_Problem description_: What's needed: every entry, printed exactly, minus the images.

(Recorded data begins)

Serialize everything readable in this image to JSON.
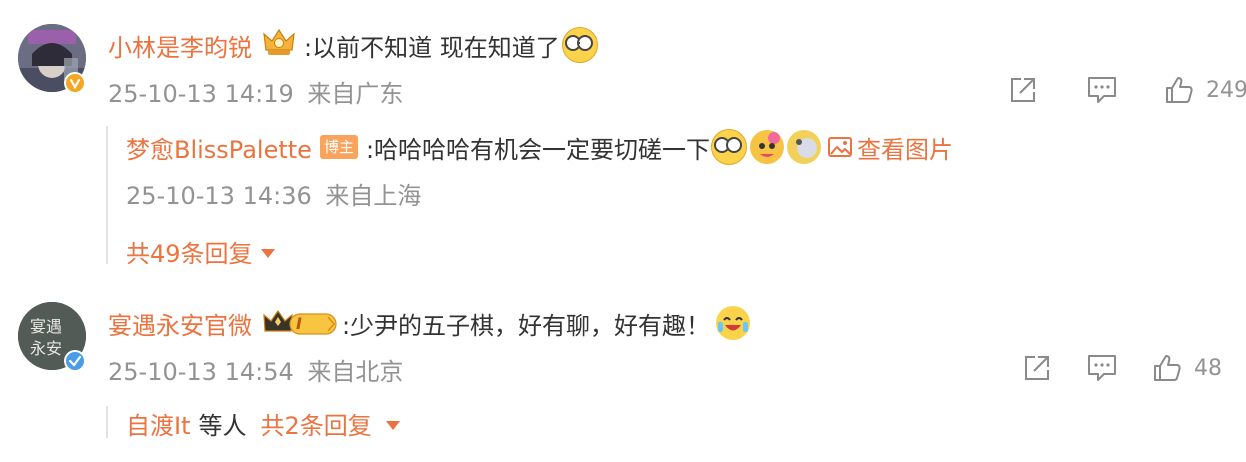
{
  "comments": [
    {
      "username": "小林是李昀锐",
      "text": ":以前不知道 现在知道了",
      "time": "25-10-13 14:19",
      "location": "来自广东",
      "likes": "249",
      "avatar_text": "",
      "reply": {
        "username": "梦愈BlissPalette",
        "badge": "博主",
        "text": ":哈哈哈哈有机会一定要切磋一下",
        "view_image": "查看图片",
        "time": "25-10-13 14:36",
        "location": "来自上海"
      },
      "more_replies": "共49条回复"
    },
    {
      "username": "宴遇永安官微",
      "text": ":少尹的五子棋，好有聊，好有趣！",
      "time": "25-10-13 14:54",
      "location": "来自北京",
      "likes": "48",
      "avatar_text": "宴遇永安",
      "level_badge": "I",
      "reply_summary": {
        "user": "自渡It",
        "suffix": "等人",
        "count": "共2条回复"
      }
    }
  ],
  "colors": {
    "username": "#eb7340",
    "text": "#333333",
    "meta": "#939393",
    "verified_orange": "#f5a623",
    "verified_blue": "#4a9be8"
  },
  "icons": [
    "share-icon",
    "comment-icon",
    "like-icon",
    "dropdown-triangle-icon",
    "image-icon"
  ]
}
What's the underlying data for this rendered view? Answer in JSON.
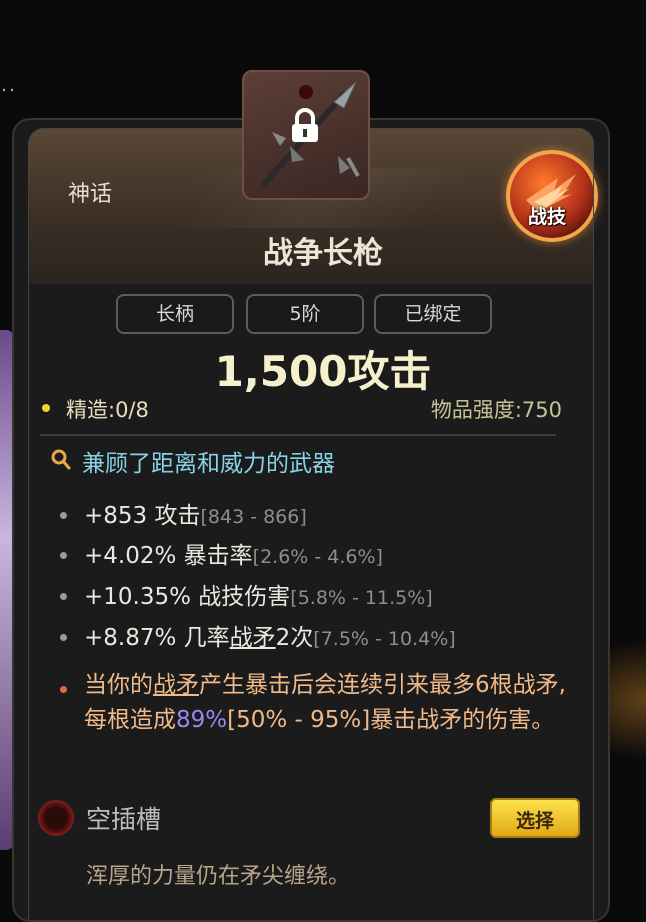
{
  "rarity": "神话",
  "skill_badge": {
    "label": "战技",
    "icon": "flame-burst-icon"
  },
  "item": {
    "icon": "spear-icon",
    "lock_icon": "lock-icon",
    "name": "战争长枪"
  },
  "tags": [
    "长柄",
    "5阶",
    "已绑定"
  ],
  "attack": "1,500攻击",
  "refine": "精造:0/8",
  "item_power": "物品强度:750",
  "description": {
    "icon": "magnifier-icon",
    "text": "兼顾了距离和威力的武器"
  },
  "stats": [
    {
      "value": "+853 攻击",
      "range": "[843 - 866]"
    },
    {
      "value": "+4.02% 暴击率",
      "range": "[2.6% - 4.6%]"
    },
    {
      "value": "+10.35% 战技伤害",
      "range": "[5.8% - 11.5%]"
    },
    {
      "value_pre": "+8.87% 几率",
      "value_ul": "战矛",
      "value_post": "2次",
      "range": "[7.5% - 10.4%]"
    }
  ],
  "effect": {
    "p1": "当你的",
    "ul": "战矛",
    "p2": "产生暴击后会连续引来最多6根战矛,每根造成",
    "highlight": "89%",
    "p3": "[50% - 95%]暴击战矛的伤害。"
  },
  "socket": {
    "label": "空插槽",
    "button": "选择"
  },
  "flavor": "浑厚的力量仍在矛尖缠绕。",
  "colors": {
    "rarity_text": "#e6dccd",
    "desc_text": "#86d3e6",
    "effect_text": "#f0b98a",
    "highlight": "#9a86f0",
    "button": "#ffd93a"
  }
}
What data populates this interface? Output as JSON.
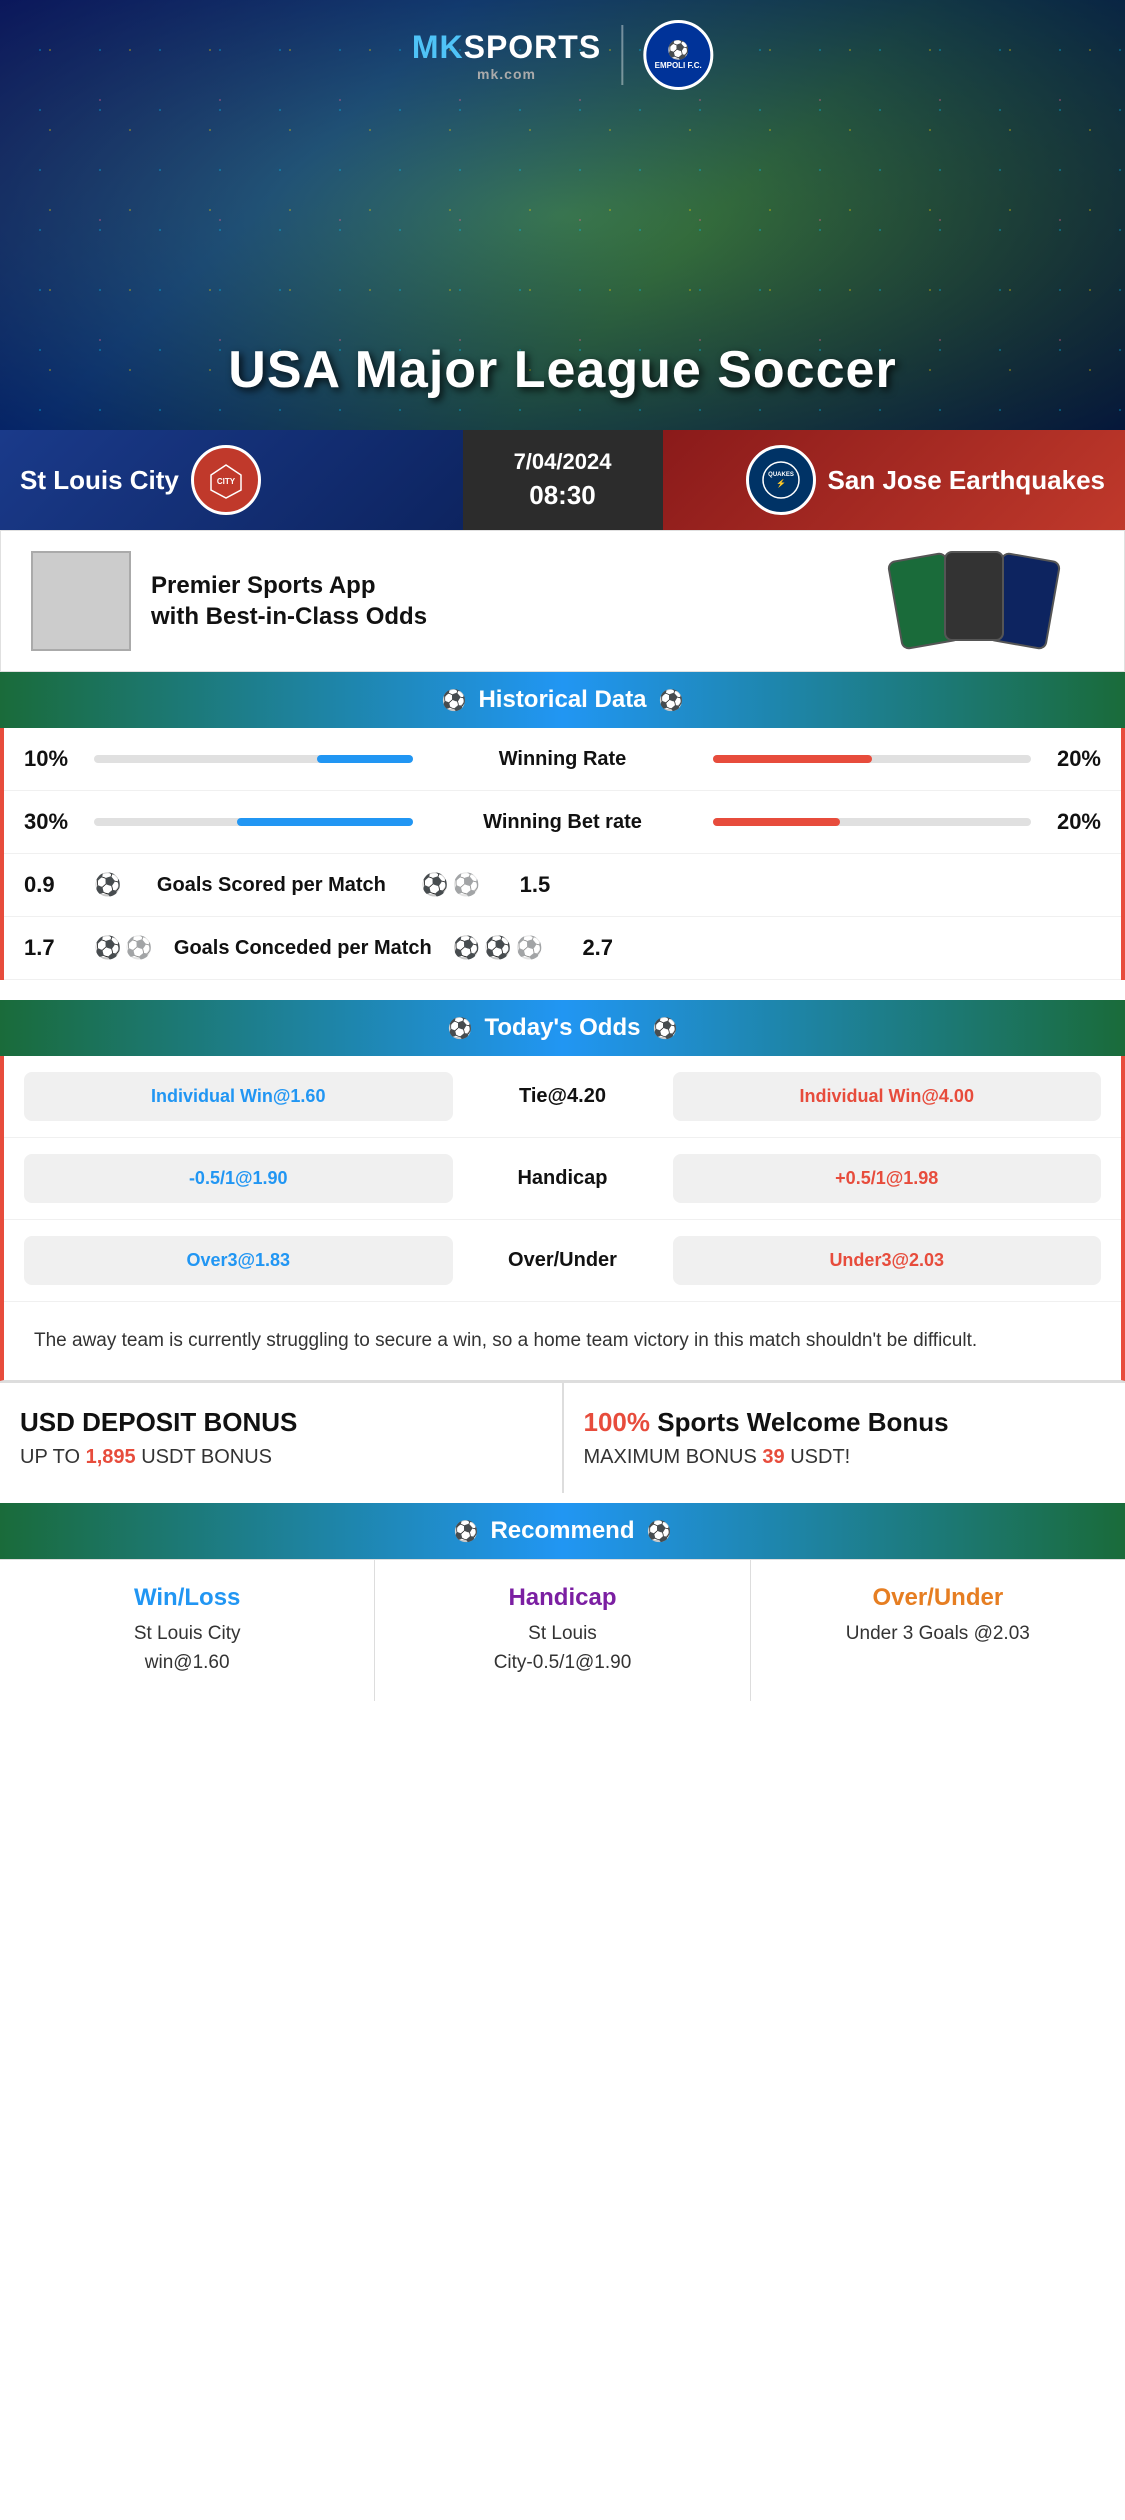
{
  "brand": {
    "name": "MK SPORTS",
    "mk": "MK",
    "sports": "SPORTS",
    "url": "mk.com",
    "partner": "EMPOLI F.C."
  },
  "hero": {
    "title": "USA Major League Soccer"
  },
  "match": {
    "home_team": "St Louis City",
    "away_team": "San Jose Earthquakes",
    "away_team_short": "QUAKES San Jose Earthquakes",
    "date": "7/04/2024",
    "time": "08:30"
  },
  "app_promo": {
    "text": "Premier Sports App\nwith Best-in-Class Odds"
  },
  "historical": {
    "header": "Historical Data",
    "rows": [
      {
        "label": "Winning Rate",
        "left_val": "10%",
        "right_val": "20%",
        "left_pct": 30,
        "right_pct": 50
      },
      {
        "label": "Winning Bet rate",
        "left_val": "30%",
        "right_val": "20%",
        "left_pct": 55,
        "right_pct": 40
      },
      {
        "label": "Goals Scored per Match",
        "left_val": "0.9",
        "right_val": "1.5",
        "left_icons": 1,
        "right_icons": 2
      },
      {
        "label": "Goals Conceded per Match",
        "left_val": "1.7",
        "right_val": "2.7",
        "left_icons": 2,
        "right_icons": 3
      }
    ]
  },
  "odds": {
    "header": "Today's Odds",
    "rows": [
      {
        "left": "Individual Win@1.60",
        "center": "Tie@4.20",
        "right": "Individual Win@4.00",
        "left_color": "blue",
        "right_color": "red"
      },
      {
        "left": "-0.5/1@1.90",
        "center": "Handicap",
        "right": "+0.5/1@1.98",
        "left_color": "blue",
        "right_color": "red"
      },
      {
        "left": "Over3@1.83",
        "center": "Over/Under",
        "right": "Under3@2.03",
        "left_color": "blue",
        "right_color": "red"
      }
    ]
  },
  "analysis": {
    "text": "The away team is currently struggling to secure a win, so a home team victory in this match shouldn't be difficult."
  },
  "bonus": {
    "left_title": "USD DEPOSIT BONUS",
    "left_sub": "UP TO",
    "left_amount": "1,895",
    "left_suffix": "USDT BONUS",
    "right_prefix": "100%",
    "right_title": "Sports Welcome Bonus",
    "right_sub": "MAXIMUM BONUS",
    "right_amount": "39",
    "right_suffix": "USDT!"
  },
  "recommend": {
    "header": "Recommend",
    "items": [
      {
        "type": "Win/Loss",
        "color": "blue",
        "pick": "St Louis City\nwin@1.60"
      },
      {
        "type": "Handicap",
        "color": "purple",
        "pick": "St Louis\nCity-0.5/1@1.90"
      },
      {
        "type": "Over/Under",
        "color": "orange",
        "pick": "Under 3 Goals @2.03"
      }
    ]
  }
}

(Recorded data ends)

_Task response_:
Serialize everything readable in this image to JSON.
{
  "comments": [
    {
      "username": "小林是李昀锐",
      "text": ":以前不知道 现在知道了",
      "time": "25-10-13 14:19",
      "location": "来自广东",
      "likes": "249",
      "avatar_text": "",
      "reply": {
        "username": "梦愈BlissPalette",
        "badge": "博主",
        "text": ":哈哈哈哈有机会一定要切磋一下",
        "view_image": "查看图片",
        "time": "25-10-13 14:36",
        "location": "来自上海"
      },
      "more_replies": "共49条回复"
    },
    {
      "username": "宴遇永安官微",
      "text": ":少尹的五子棋，好有聊，好有趣！",
      "time": "25-10-13 14:54",
      "location": "来自北京",
      "likes": "48",
      "avatar_text": "宴遇永安",
      "level_badge": "I",
      "reply_summary": {
        "user": "自渡It",
        "suffix": "等人",
        "count": "共2条回复"
      }
    }
  ],
  "colors": {
    "username": "#eb7340",
    "text": "#333333",
    "meta": "#939393",
    "verified_orange": "#f5a623",
    "verified_blue": "#4a9be8"
  },
  "icons": [
    "share-icon",
    "comment-icon",
    "like-icon",
    "dropdown-triangle-icon",
    "image-icon"
  ]
}
What's the underlying data for this rendered view? Answer in JSON.
{
  "rarity": "神话",
  "skill_badge": {
    "label": "战技",
    "icon": "flame-burst-icon"
  },
  "item": {
    "icon": "spear-icon",
    "lock_icon": "lock-icon",
    "name": "战争长枪"
  },
  "tags": [
    "长柄",
    "5阶",
    "已绑定"
  ],
  "attack": "1,500攻击",
  "refine": "精造:0/8",
  "item_power": "物品强度:750",
  "description": {
    "icon": "magnifier-icon",
    "text": "兼顾了距离和威力的武器"
  },
  "stats": [
    {
      "value": "+853 攻击",
      "range": "[843 - 866]"
    },
    {
      "value": "+4.02% 暴击率",
      "range": "[2.6% - 4.6%]"
    },
    {
      "value": "+10.35% 战技伤害",
      "range": "[5.8% - 11.5%]"
    },
    {
      "value_pre": "+8.87% 几率",
      "value_ul": "战矛",
      "value_post": "2次",
      "range": "[7.5% - 10.4%]"
    }
  ],
  "effect": {
    "p1": "当你的",
    "ul": "战矛",
    "p2": "产生暴击后会连续引来最多6根战矛,每根造成",
    "highlight": "89%",
    "p3": "[50% - 95%]暴击战矛的伤害。"
  },
  "socket": {
    "label": "空插槽",
    "button": "选择"
  },
  "flavor": "浑厚的力量仍在矛尖缠绕。",
  "colors": {
    "rarity_text": "#e6dccd",
    "desc_text": "#86d3e6",
    "effect_text": "#f0b98a",
    "highlight": "#9a86f0",
    "button": "#ffd93a"
  }
}
What data populates this interface? Output as JSON.
{
  "brand": {
    "name": "MK SPORTS",
    "mk": "MK",
    "sports": "SPORTS",
    "url": "mk.com",
    "partner": "EMPOLI F.C."
  },
  "hero": {
    "title": "USA Major League Soccer"
  },
  "match": {
    "home_team": "St Louis City",
    "away_team": "San Jose Earthquakes",
    "away_team_short": "QUAKES San Jose Earthquakes",
    "date": "7/04/2024",
    "time": "08:30"
  },
  "app_promo": {
    "text": "Premier Sports App\nwith Best-in-Class Odds"
  },
  "historical": {
    "header": "Historical Data",
    "rows": [
      {
        "label": "Winning Rate",
        "left_val": "10%",
        "right_val": "20%",
        "left_pct": 30,
        "right_pct": 50
      },
      {
        "label": "Winning Bet rate",
        "left_val": "30%",
        "right_val": "20%",
        "left_pct": 55,
        "right_pct": 40
      },
      {
        "label": "Goals Scored per Match",
        "left_val": "0.9",
        "right_val": "1.5",
        "left_icons": 1,
        "right_icons": 2
      },
      {
        "label": "Goals Conceded per Match",
        "left_val": "1.7",
        "right_val": "2.7",
        "left_icons": 2,
        "right_icons": 3
      }
    ]
  },
  "odds": {
    "header": "Today's Odds",
    "rows": [
      {
        "left": "Individual Win@1.60",
        "center": "Tie@4.20",
        "right": "Individual Win@4.00",
        "left_color": "blue",
        "right_color": "red"
      },
      {
        "left": "-0.5/1@1.90",
        "center": "Handicap",
        "right": "+0.5/1@1.98",
        "left_color": "blue",
        "right_color": "red"
      },
      {
        "left": "Over3@1.83",
        "center": "Over/Under",
        "right": "Under3@2.03",
        "left_color": "blue",
        "right_color": "red"
      }
    ]
  },
  "analysis": {
    "text": "The away team is currently struggling to secure a win, so a home team victory in this match shouldn't be difficult."
  },
  "bonus": {
    "left_title": "USD DEPOSIT BONUS",
    "left_sub": "UP TO",
    "left_amount": "1,895",
    "left_suffix": "USDT BONUS",
    "right_prefix": "100%",
    "right_title": "Sports Welcome Bonus",
    "right_sub": "MAXIMUM BONUS",
    "right_amount": "39",
    "right_suffix": "USDT!"
  },
  "recommend": {
    "header": "Recommend",
    "items": [
      {
        "type": "Win/Loss",
        "color": "blue",
        "pick": "St Louis City\nwin@1.60"
      },
      {
        "type": "Handicap",
        "color": "purple",
        "pick": "St Louis\nCity-0.5/1@1.90"
      },
      {
        "type": "Over/Under",
        "color": "orange",
        "pick": "Under 3 Goals @2.03"
      }
    ]
  }
}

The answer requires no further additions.